Assigned task: In the data, extract each line that holds the string "date".

──────── Recorded information ────────

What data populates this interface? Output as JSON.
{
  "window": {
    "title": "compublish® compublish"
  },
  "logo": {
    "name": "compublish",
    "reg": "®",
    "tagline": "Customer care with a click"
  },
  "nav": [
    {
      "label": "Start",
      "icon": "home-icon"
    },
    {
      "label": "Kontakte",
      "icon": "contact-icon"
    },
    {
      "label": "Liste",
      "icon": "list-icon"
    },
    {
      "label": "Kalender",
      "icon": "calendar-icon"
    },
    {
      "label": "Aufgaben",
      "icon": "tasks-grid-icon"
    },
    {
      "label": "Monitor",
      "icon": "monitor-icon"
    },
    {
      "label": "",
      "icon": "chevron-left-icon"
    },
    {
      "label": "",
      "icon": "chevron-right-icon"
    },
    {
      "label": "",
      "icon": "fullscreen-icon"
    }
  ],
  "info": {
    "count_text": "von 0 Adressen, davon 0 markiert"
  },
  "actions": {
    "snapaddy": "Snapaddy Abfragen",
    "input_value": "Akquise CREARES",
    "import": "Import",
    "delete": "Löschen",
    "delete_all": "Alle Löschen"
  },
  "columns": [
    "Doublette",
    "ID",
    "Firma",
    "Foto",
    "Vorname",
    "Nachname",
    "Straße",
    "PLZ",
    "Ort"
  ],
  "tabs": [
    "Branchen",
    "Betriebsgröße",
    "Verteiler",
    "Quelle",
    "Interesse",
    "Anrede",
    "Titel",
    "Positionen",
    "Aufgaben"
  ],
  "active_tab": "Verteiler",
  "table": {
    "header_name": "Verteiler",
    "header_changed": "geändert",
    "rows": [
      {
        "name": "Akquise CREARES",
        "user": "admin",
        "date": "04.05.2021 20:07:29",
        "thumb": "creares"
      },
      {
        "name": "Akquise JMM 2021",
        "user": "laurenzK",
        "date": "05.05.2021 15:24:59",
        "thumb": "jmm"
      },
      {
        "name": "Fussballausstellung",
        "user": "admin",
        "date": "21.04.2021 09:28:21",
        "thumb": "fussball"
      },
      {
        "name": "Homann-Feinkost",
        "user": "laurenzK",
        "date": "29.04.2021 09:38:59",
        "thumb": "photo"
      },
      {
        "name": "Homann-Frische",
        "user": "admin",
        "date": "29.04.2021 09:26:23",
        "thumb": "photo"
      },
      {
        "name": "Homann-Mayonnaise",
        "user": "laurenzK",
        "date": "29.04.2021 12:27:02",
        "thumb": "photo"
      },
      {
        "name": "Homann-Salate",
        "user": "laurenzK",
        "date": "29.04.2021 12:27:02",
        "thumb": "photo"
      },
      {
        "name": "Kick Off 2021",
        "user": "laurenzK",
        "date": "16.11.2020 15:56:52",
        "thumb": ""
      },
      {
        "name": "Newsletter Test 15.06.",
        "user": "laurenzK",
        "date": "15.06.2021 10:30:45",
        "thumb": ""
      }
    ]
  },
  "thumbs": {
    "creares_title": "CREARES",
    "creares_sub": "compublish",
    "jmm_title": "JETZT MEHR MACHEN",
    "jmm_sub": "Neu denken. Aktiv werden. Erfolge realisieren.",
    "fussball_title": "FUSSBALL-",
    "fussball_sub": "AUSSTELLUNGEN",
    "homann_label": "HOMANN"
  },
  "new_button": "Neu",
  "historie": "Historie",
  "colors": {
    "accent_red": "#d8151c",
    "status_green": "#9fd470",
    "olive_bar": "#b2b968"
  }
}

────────

Completed exercise:
        "date": "04.05.2021 20:07:29",
        "date": "05.05.2021 15:24:59",
        "date": "21.04.2021 09:28:21",
        "date": "29.04.2021 09:38:59",
        "date": "29.04.2021 09:26:23",
        "date": "29.04.2021 12:27:02",
        "date": "29.04.2021 12:27:02",
        "date": "16.11.2020 15:56:52",
        "date": "15.06.2021 10:30:45",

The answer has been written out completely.